--- START ---

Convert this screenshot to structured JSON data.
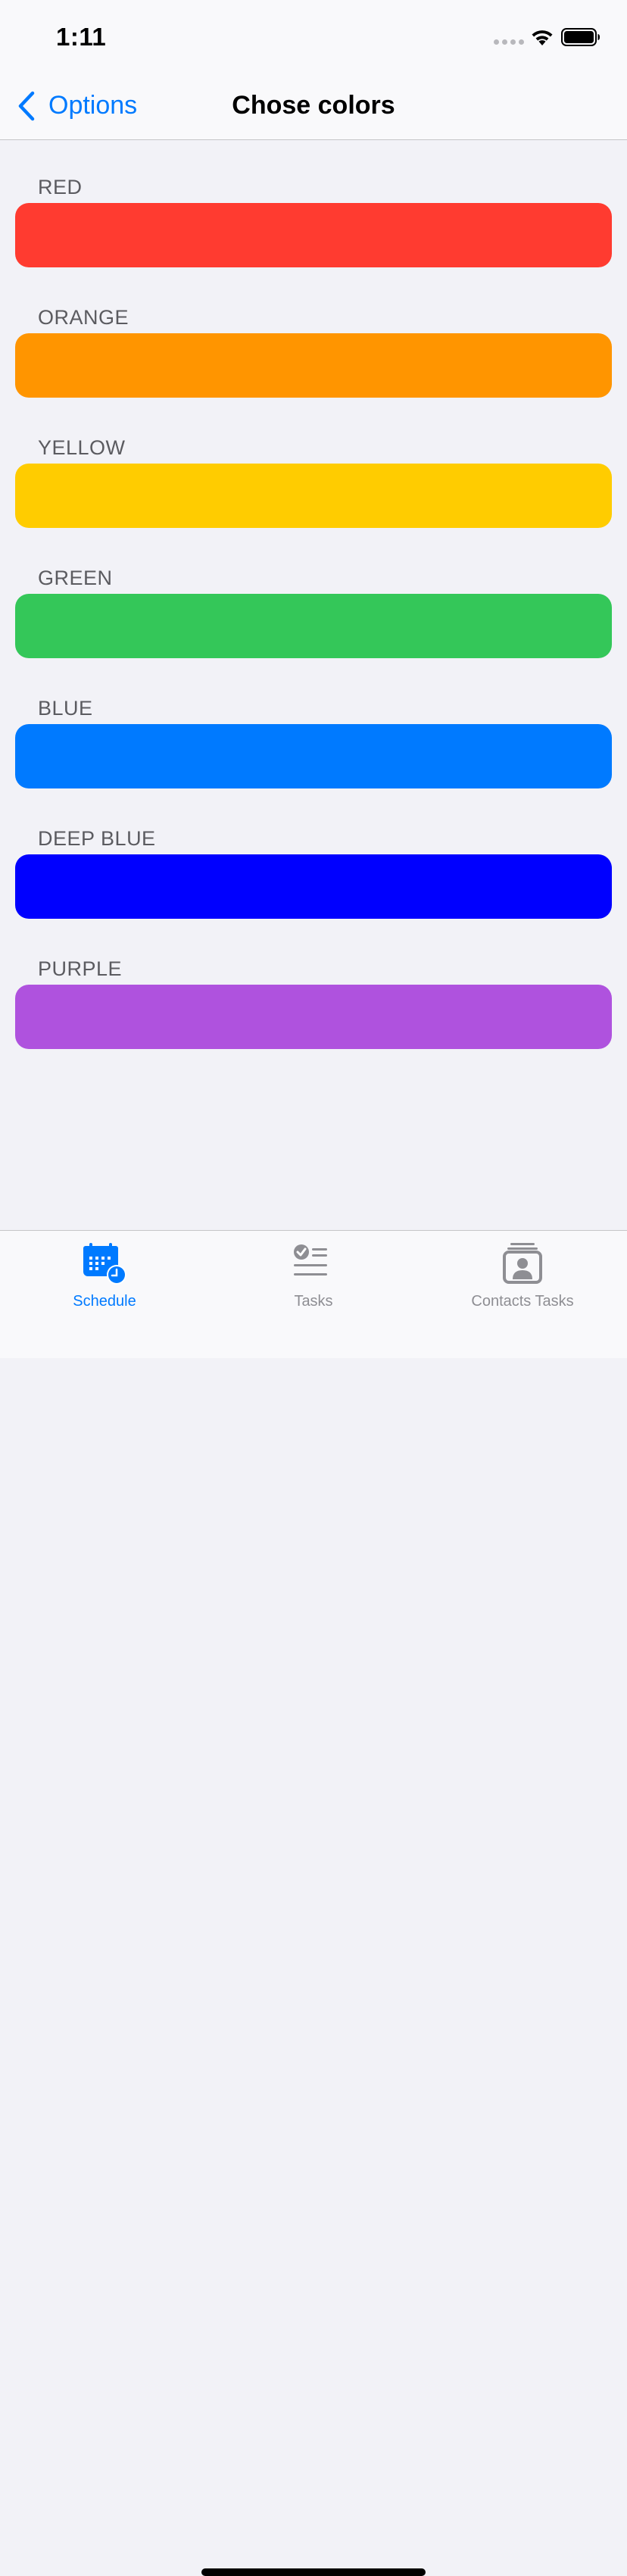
{
  "status_bar": {
    "time": "1:11"
  },
  "nav": {
    "back_label": "Options",
    "title": "Chose colors"
  },
  "colors": [
    {
      "label": "RED",
      "hex": "#ff3b30"
    },
    {
      "label": "ORANGE",
      "hex": "#ff9500"
    },
    {
      "label": "YELLOW",
      "hex": "#ffcc00"
    },
    {
      "label": "GREEN",
      "hex": "#34c759"
    },
    {
      "label": "BLUE",
      "hex": "#007aff"
    },
    {
      "label": "DEEP BLUE",
      "hex": "#0000ff"
    },
    {
      "label": "PURPLE",
      "hex": "#af52de"
    }
  ],
  "tabs": [
    {
      "label": "Schedule",
      "icon": "calendar-clock-icon",
      "active": true
    },
    {
      "label": "Tasks",
      "icon": "checklist-icon",
      "active": false
    },
    {
      "label": "Contacts Tasks",
      "icon": "contact-card-icon",
      "active": false
    }
  ],
  "theme": {
    "accent": "#007aff",
    "inactive": "#8e8e93",
    "background": "#f2f2f7"
  }
}
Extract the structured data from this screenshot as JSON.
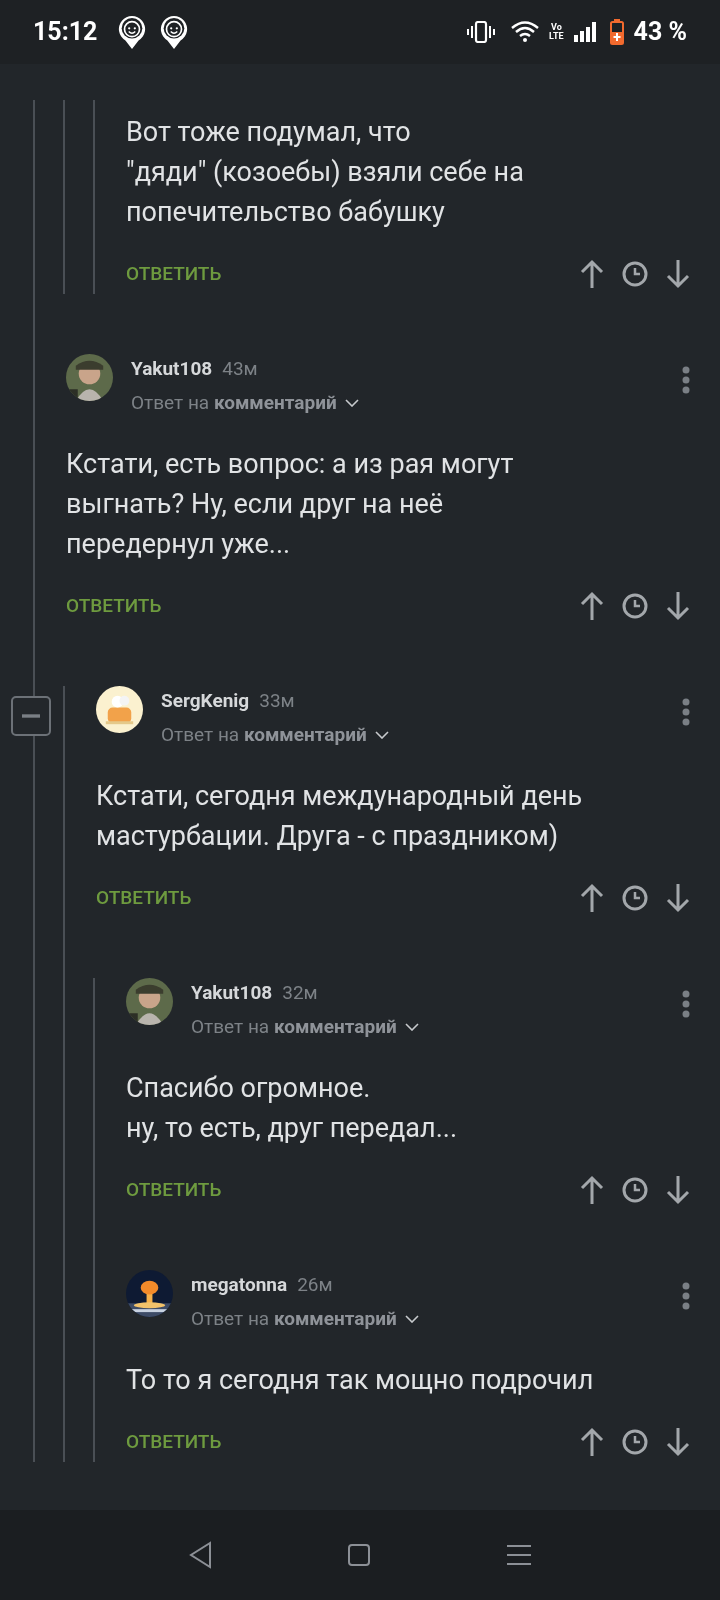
{
  "status_bar": {
    "time": "15:12",
    "network_badge": [
      "Vo",
      "LTE"
    ],
    "battery": "43 %"
  },
  "thread": [
    {
      "children": [
        {
          "children": [
            {
              "body": [
                "Вот тоже подумал, что",
                "\"дяди\" (козоебы) взяли себе на",
                "попечительство бабушку"
              ],
              "reply_button": "ОТВЕТИТЬ"
            }
          ]
        }
      ]
    },
    {
      "author": "Yakut108",
      "time": "43м",
      "avatar": {
        "kind": "picture"
      },
      "reply_to": [
        "Ответ на",
        "комментарий"
      ],
      "body": [
        "Кстати, есть вопрос: а из рая могут",
        "выгнать? Ну, если друг на неё",
        "передернул уже..."
      ],
      "reply_button": "ОТВЕТИТЬ",
      "children": [
        {
          "author": "SergKenig",
          "time": "33м",
          "avatar": {
            "kind": "picture"
          },
          "expanded": true,
          "reply_to": [
            "Ответ на",
            "комментарий"
          ],
          "body": [
            "Кстати, сегодня международный день",
            "мастурбации. Друга - с праздником)"
          ],
          "reply_button": "ОТВЕТИТЬ",
          "children": [
            {
              "author": "Yakut108",
              "time": "32м",
              "avatar": {
                "kind": "picture"
              },
              "reply_to": [
                "Ответ на",
                "комментарий"
              ],
              "body": [
                "Спасибо огромное.",
                "ну, то есть, друг передал..."
              ],
              "reply_button": "ОТВЕТИТЬ"
            },
            {
              "author": "megatonna",
              "time": "26м",
              "avatar": {
                "kind": "picture"
              },
              "reply_to": [
                "Ответ на",
                "комментарий"
              ],
              "body": [
                "То то я сегодня так мощно подрочил"
              ],
              "reply_button": "ОТВЕТИТЬ"
            }
          ]
        }
      ]
    }
  ]
}
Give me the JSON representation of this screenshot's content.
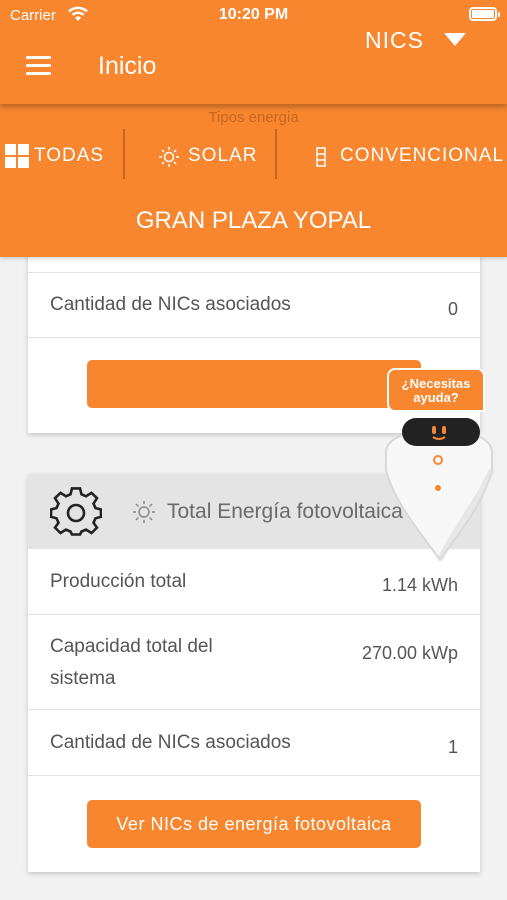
{
  "status_bar": {
    "carrier": "Carrier",
    "time": "10:20 PM"
  },
  "header": {
    "title": "Inicio",
    "nics_label": "NICS"
  },
  "energy_types": {
    "label": "Tipos energia",
    "tabs": [
      "TODAS",
      "SOLAR",
      "CONVENCIONAL"
    ]
  },
  "location": "GRAN PLAZA YOPAL",
  "card_top": {
    "row_label": "Cantidad de NICs asociados",
    "row_value": "0",
    "button_label": ""
  },
  "card_solar": {
    "header": "Total Energía fotovoltaica",
    "rows": [
      {
        "label": "Producción total",
        "value": "1.14 kWh"
      },
      {
        "label": "Capacidad total del sistema",
        "value": "270.00 kWp"
      },
      {
        "label": "Cantidad de NICs asociados",
        "value": "1"
      }
    ],
    "button_label": "Ver NICs de energía fotovoltaica"
  },
  "help": {
    "text": "¿Necesitas ayuda?"
  },
  "colors": {
    "accent": "#f7862f",
    "divider": "#c9661d",
    "card_header": "#e4e4e4",
    "background": "#f2f2f2"
  },
  "icons": [
    "wifi-icon",
    "battery-icon",
    "menu-icon",
    "caret-down-icon",
    "grid-icon",
    "sun-icon",
    "tower-icon",
    "gear-icon",
    "robot-icon"
  ]
}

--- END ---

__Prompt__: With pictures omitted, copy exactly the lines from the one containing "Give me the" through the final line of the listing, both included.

__Written response__:
Give me the JSON representation of this screenshot's content.
{
  "status_bar": {
    "carrier": "Carrier",
    "time": "10:20 PM"
  },
  "header": {
    "title": "Inicio",
    "nics_label": "NICS"
  },
  "energy_types": {
    "label": "Tipos energia",
    "tabs": [
      "TODAS",
      "SOLAR",
      "CONVENCIONAL"
    ]
  },
  "location": "GRAN PLAZA YOPAL",
  "card_top": {
    "row_label": "Cantidad de NICs asociados",
    "row_value": "0",
    "button_label": ""
  },
  "card_solar": {
    "header": "Total Energía fotovoltaica",
    "rows": [
      {
        "label": "Producción total",
        "value": "1.14 kWh"
      },
      {
        "label": "Capacidad total del sistema",
        "value": "270.00 kWp"
      },
      {
        "label": "Cantidad de NICs asociados",
        "value": "1"
      }
    ],
    "button_label": "Ver NICs de energía fotovoltaica"
  },
  "help": {
    "text": "¿Necesitas ayuda?"
  },
  "colors": {
    "accent": "#f7862f",
    "divider": "#c9661d",
    "card_header": "#e4e4e4",
    "background": "#f2f2f2"
  },
  "icons": [
    "wifi-icon",
    "battery-icon",
    "menu-icon",
    "caret-down-icon",
    "grid-icon",
    "sun-icon",
    "tower-icon",
    "gear-icon",
    "robot-icon"
  ]
}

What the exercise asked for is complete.